• Extracted entries:

########

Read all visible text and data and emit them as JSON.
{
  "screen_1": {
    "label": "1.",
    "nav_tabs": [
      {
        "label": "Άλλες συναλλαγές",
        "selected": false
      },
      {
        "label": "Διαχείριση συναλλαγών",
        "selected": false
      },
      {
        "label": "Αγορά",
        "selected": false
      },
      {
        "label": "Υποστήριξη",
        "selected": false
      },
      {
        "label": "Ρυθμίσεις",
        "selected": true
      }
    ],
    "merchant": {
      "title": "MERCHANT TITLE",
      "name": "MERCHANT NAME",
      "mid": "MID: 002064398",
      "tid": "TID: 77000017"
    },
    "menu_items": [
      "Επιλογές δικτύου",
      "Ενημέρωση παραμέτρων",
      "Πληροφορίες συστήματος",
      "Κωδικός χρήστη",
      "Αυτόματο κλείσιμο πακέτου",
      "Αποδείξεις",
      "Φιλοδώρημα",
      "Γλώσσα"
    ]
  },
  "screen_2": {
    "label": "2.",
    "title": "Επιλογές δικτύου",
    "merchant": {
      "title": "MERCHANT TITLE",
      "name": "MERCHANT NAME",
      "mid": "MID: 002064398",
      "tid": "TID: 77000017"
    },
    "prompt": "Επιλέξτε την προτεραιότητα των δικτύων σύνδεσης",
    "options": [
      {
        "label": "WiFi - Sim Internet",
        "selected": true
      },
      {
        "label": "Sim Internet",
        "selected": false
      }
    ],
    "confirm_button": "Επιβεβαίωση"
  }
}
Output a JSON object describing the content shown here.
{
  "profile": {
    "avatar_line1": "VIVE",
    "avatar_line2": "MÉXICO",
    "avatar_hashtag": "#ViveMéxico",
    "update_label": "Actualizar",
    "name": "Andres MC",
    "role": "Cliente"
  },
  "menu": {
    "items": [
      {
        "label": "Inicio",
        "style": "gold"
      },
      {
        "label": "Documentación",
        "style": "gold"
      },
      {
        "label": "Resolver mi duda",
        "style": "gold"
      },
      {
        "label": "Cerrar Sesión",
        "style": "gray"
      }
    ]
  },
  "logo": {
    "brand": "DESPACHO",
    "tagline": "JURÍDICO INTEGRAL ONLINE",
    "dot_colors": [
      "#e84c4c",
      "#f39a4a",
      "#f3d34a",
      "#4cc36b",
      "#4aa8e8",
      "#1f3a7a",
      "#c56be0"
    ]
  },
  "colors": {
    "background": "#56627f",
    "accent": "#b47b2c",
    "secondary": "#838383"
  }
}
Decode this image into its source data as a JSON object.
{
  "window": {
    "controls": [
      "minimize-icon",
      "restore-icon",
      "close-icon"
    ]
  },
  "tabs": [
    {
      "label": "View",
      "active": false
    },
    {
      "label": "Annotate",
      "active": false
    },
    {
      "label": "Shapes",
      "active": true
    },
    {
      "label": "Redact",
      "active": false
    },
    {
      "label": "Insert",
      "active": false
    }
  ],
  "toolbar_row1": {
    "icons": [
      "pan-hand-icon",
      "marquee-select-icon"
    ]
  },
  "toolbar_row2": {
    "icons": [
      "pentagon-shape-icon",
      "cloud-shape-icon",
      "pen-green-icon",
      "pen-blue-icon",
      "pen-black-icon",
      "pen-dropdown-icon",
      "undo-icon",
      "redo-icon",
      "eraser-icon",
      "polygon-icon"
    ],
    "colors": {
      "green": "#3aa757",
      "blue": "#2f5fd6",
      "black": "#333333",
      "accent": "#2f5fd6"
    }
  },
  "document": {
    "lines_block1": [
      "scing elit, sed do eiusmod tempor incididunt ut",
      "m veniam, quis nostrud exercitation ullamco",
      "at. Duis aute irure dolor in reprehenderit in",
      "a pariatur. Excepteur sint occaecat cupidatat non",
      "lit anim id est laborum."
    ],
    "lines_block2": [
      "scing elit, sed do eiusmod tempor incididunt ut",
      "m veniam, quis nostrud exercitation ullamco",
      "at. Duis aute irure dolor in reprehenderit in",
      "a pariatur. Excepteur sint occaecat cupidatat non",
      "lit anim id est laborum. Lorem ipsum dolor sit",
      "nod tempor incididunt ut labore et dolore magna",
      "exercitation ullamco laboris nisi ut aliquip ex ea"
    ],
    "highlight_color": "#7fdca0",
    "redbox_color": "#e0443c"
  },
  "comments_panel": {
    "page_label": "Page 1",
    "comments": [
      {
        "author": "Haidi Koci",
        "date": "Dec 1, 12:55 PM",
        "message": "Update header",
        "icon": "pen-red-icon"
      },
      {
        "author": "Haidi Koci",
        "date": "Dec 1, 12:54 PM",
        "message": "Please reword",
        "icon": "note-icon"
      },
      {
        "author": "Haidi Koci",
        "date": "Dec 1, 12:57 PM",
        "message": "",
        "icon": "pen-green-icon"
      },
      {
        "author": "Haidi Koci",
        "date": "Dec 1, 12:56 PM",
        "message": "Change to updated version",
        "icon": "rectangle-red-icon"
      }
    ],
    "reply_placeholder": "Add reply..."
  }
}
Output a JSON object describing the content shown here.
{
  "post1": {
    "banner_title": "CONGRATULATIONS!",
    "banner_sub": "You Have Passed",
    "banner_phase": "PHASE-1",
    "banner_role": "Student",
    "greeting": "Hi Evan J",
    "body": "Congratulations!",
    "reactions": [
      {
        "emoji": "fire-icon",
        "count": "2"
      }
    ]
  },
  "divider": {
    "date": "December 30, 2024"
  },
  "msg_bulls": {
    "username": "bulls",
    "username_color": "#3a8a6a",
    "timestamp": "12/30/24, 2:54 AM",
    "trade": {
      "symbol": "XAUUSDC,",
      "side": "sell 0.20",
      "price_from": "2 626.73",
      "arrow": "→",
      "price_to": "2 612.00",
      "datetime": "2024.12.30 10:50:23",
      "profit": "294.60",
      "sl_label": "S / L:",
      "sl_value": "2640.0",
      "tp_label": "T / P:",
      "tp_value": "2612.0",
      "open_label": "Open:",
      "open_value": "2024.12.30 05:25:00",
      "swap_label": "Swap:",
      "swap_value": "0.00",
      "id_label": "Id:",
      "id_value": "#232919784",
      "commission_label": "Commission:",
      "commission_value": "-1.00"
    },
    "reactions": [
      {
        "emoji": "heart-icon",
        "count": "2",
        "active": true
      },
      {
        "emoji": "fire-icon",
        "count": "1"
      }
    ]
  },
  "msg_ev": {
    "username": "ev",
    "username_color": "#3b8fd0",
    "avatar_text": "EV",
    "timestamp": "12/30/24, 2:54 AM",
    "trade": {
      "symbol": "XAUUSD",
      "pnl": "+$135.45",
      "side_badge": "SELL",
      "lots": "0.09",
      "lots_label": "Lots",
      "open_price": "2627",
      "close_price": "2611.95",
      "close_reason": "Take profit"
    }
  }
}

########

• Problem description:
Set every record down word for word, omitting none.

• Task solution:
Read all visible text and data and emit them as JSON.
{
  "screen_1": {
    "label": "1.",
    "nav_tabs": [
      {
        "label": "Άλλες συναλλαγές",
        "selected": false
      },
      {
        "label": "Διαχείριση συναλλαγών",
        "selected": false
      },
      {
        "label": "Αγορά",
        "selected": false
      },
      {
        "label": "Υποστήριξη",
        "selected": false
      },
      {
        "label": "Ρυθμίσεις",
        "selected": true
      }
    ],
    "merchant": {
      "title": "MERCHANT TITLE",
      "name": "MERCHANT NAME",
      "mid": "MID: 002064398",
      "tid": "TID: 77000017"
    },
    "menu_items": [
      "Επιλογές δικτύου",
      "Ενημέρωση παραμέτρων",
      "Πληροφορίες συστήματος",
      "Κωδικός χρήστη",
      "Αυτόματο κλείσιμο πακέτου",
      "Αποδείξεις",
      "Φιλοδώρημα",
      "Γλώσσα"
    ]
  },
  "screen_2": {
    "label": "2.",
    "title": "Επιλογές δικτύου",
    "merchant": {
      "title": "MERCHANT TITLE",
      "name": "MERCHANT NAME",
      "mid": "MID: 002064398",
      "tid": "TID: 77000017"
    },
    "prompt": "Επιλέξτε την προτεραιότητα των δικτύων σύνδεσης",
    "options": [
      {
        "label": "WiFi - Sim Internet",
        "selected": true
      },
      {
        "label": "Sim Internet",
        "selected": false
      }
    ],
    "confirm_button": "Επιβεβαίωση"
  }
}
Output a JSON object describing the content shown here.
{
  "profile": {
    "avatar_line1": "VIVE",
    "avatar_line2": "MÉXICO",
    "avatar_hashtag": "#ViveMéxico",
    "update_label": "Actualizar",
    "name": "Andres MC",
    "role": "Cliente"
  },
  "menu": {
    "items": [
      {
        "label": "Inicio",
        "style": "gold"
      },
      {
        "label": "Documentación",
        "style": "gold"
      },
      {
        "label": "Resolver mi duda",
        "style": "gold"
      },
      {
        "label": "Cerrar Sesión",
        "style": "gray"
      }
    ]
  },
  "logo": {
    "brand": "DESPACHO",
    "tagline": "JURÍDICO INTEGRAL ONLINE",
    "dot_colors": [
      "#e84c4c",
      "#f39a4a",
      "#f3d34a",
      "#4cc36b",
      "#4aa8e8",
      "#1f3a7a",
      "#c56be0"
    ]
  },
  "colors": {
    "background": "#56627f",
    "accent": "#b47b2c",
    "secondary": "#838383"
  }
}
Decode this image into its source data as a JSON object.
{
  "window": {
    "controls": [
      "minimize-icon",
      "restore-icon",
      "close-icon"
    ]
  },
  "tabs": [
    {
      "label": "View",
      "active": false
    },
    {
      "label": "Annotate",
      "active": false
    },
    {
      "label": "Shapes",
      "active": true
    },
    {
      "label": "Redact",
      "active": false
    },
    {
      "label": "Insert",
      "active": false
    }
  ],
  "toolbar_row1": {
    "icons": [
      "pan-hand-icon",
      "marquee-select-icon"
    ]
  },
  "toolbar_row2": {
    "icons": [
      "pentagon-shape-icon",
      "cloud-shape-icon",
      "pen-green-icon",
      "pen-blue-icon",
      "pen-black-icon",
      "pen-dropdown-icon",
      "undo-icon",
      "redo-icon",
      "eraser-icon",
      "polygon-icon"
    ],
    "colors": {
      "green": "#3aa757",
      "blue": "#2f5fd6",
      "black": "#333333",
      "accent": "#2f5fd6"
    }
  },
  "document": {
    "lines_block1": [
      "scing elit, sed do eiusmod tempor incididunt ut",
      "m veniam, quis nostrud exercitation ullamco",
      "at. Duis aute irure dolor in reprehenderit in",
      "a pariatur. Excepteur sint occaecat cupidatat non",
      "lit anim id est laborum."
    ],
    "lines_block2": [
      "scing elit, sed do eiusmod tempor incididunt ut",
      "m veniam, quis nostrud exercitation ullamco",
      "at. Duis aute irure dolor in reprehenderit in",
      "a pariatur. Excepteur sint occaecat cupidatat non",
      "lit anim id est laborum. Lorem ipsum dolor sit",
      "nod tempor incididunt ut labore et dolore magna",
      "exercitation ullamco laboris nisi ut aliquip ex ea"
    ],
    "highlight_color": "#7fdca0",
    "redbox_color": "#e0443c"
  },
  "comments_panel": {
    "page_label": "Page 1",
    "comments": [
      {
        "author": "Haidi Koci",
        "date": "Dec 1, 12:55 PM",
        "message": "Update header",
        "icon": "pen-red-icon"
      },
      {
        "author": "Haidi Koci",
        "date": "Dec 1, 12:54 PM",
        "message": "Please reword",
        "icon": "note-icon"
      },
      {
        "author": "Haidi Koci",
        "date": "Dec 1, 12:57 PM",
        "message": "",
        "icon": "pen-green-icon"
      },
      {
        "author": "Haidi Koci",
        "date": "Dec 1, 12:56 PM",
        "message": "Change to updated version",
        "icon": "rectangle-red-icon"
      }
    ],
    "reply_placeholder": "Add reply..."
  }
}
Output a JSON object describing the content shown here.
{
  "post1": {
    "banner_title": "CONGRATULATIONS!",
    "banner_sub": "You Have Passed",
    "banner_phase": "PHASE-1",
    "banner_role": "Student",
    "greeting": "Hi Evan J",
    "body": "Congratulations!",
    "reactions": [
      {
        "emoji": "fire-icon",
        "count": "2"
      }
    ]
  },
  "divider": {
    "date": "December 30, 2024"
  },
  "msg_bulls": {
    "username": "bulls",
    "username_color": "#3a8a6a",
    "timestamp": "12/30/24, 2:54 AM",
    "trade": {
      "symbol": "XAUUSDC,",
      "side": "sell 0.20",
      "price_from": "2 626.73",
      "arrow": "→",
      "price_to": "2 612.00",
      "datetime": "2024.12.30 10:50:23",
      "profit": "294.60",
      "sl_label": "S / L:",
      "sl_value": "2640.0",
      "tp_label": "T / P:",
      "tp_value": "2612.0",
      "open_label": "Open:",
      "open_value": "2024.12.30 05:25:00",
      "swap_label": "Swap:",
      "swap_value": "0.00",
      "id_label": "Id:",
      "id_value": "#232919784",
      "commission_label": "Commission:",
      "commission_value": "-1.00"
    },
    "reactions": [
      {
        "emoji": "heart-icon",
        "count": "2",
        "active": true
      },
      {
        "emoji": "fire-icon",
        "count": "1"
      }
    ]
  },
  "msg_ev": {
    "username": "ev",
    "username_color": "#3b8fd0",
    "avatar_text": "EV",
    "timestamp": "12/30/24, 2:54 AM",
    "trade": {
      "symbol": "XAUUSD",
      "pnl": "+$135.45",
      "side_badge": "SELL",
      "lots": "0.09",
      "lots_label": "Lots",
      "open_price": "2627",
      "close_price": "2611.95",
      "close_reason": "Take profit"
    }
  }
}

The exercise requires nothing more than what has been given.